Give only the number of lines in these records that contain the word "addr".

Input records »
# # # # #
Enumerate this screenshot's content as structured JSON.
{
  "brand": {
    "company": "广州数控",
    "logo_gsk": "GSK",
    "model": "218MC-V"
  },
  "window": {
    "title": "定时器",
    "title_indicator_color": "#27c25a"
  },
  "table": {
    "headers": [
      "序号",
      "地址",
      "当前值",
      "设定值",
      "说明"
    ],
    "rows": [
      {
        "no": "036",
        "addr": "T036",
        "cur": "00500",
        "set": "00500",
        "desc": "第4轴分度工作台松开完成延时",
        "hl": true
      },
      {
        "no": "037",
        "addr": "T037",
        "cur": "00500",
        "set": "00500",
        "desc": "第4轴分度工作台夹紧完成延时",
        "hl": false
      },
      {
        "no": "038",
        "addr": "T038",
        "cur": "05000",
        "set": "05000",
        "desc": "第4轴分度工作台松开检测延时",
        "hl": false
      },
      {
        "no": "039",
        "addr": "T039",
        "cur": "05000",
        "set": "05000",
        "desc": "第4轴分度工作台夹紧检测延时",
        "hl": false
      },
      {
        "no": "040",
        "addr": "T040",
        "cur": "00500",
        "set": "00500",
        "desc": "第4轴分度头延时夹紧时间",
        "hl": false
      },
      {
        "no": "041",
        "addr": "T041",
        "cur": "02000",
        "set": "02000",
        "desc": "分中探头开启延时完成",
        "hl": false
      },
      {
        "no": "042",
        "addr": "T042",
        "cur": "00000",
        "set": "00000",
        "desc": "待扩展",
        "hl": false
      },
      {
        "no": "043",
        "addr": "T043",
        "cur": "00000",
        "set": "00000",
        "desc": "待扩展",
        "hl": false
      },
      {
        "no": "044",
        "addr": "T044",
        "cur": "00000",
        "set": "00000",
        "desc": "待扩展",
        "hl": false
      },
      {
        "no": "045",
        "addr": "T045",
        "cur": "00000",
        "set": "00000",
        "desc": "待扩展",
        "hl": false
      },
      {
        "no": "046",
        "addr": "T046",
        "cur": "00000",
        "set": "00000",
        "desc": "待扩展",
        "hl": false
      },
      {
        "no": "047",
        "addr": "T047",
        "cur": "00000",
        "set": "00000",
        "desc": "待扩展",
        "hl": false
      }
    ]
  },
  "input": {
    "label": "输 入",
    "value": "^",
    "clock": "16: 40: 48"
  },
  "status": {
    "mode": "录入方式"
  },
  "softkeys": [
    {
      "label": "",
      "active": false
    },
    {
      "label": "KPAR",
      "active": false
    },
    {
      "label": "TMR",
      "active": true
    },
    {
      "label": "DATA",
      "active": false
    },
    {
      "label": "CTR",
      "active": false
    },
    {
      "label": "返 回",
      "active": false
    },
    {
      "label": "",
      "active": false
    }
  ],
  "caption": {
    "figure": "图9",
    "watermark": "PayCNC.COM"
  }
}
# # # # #
Response area »
12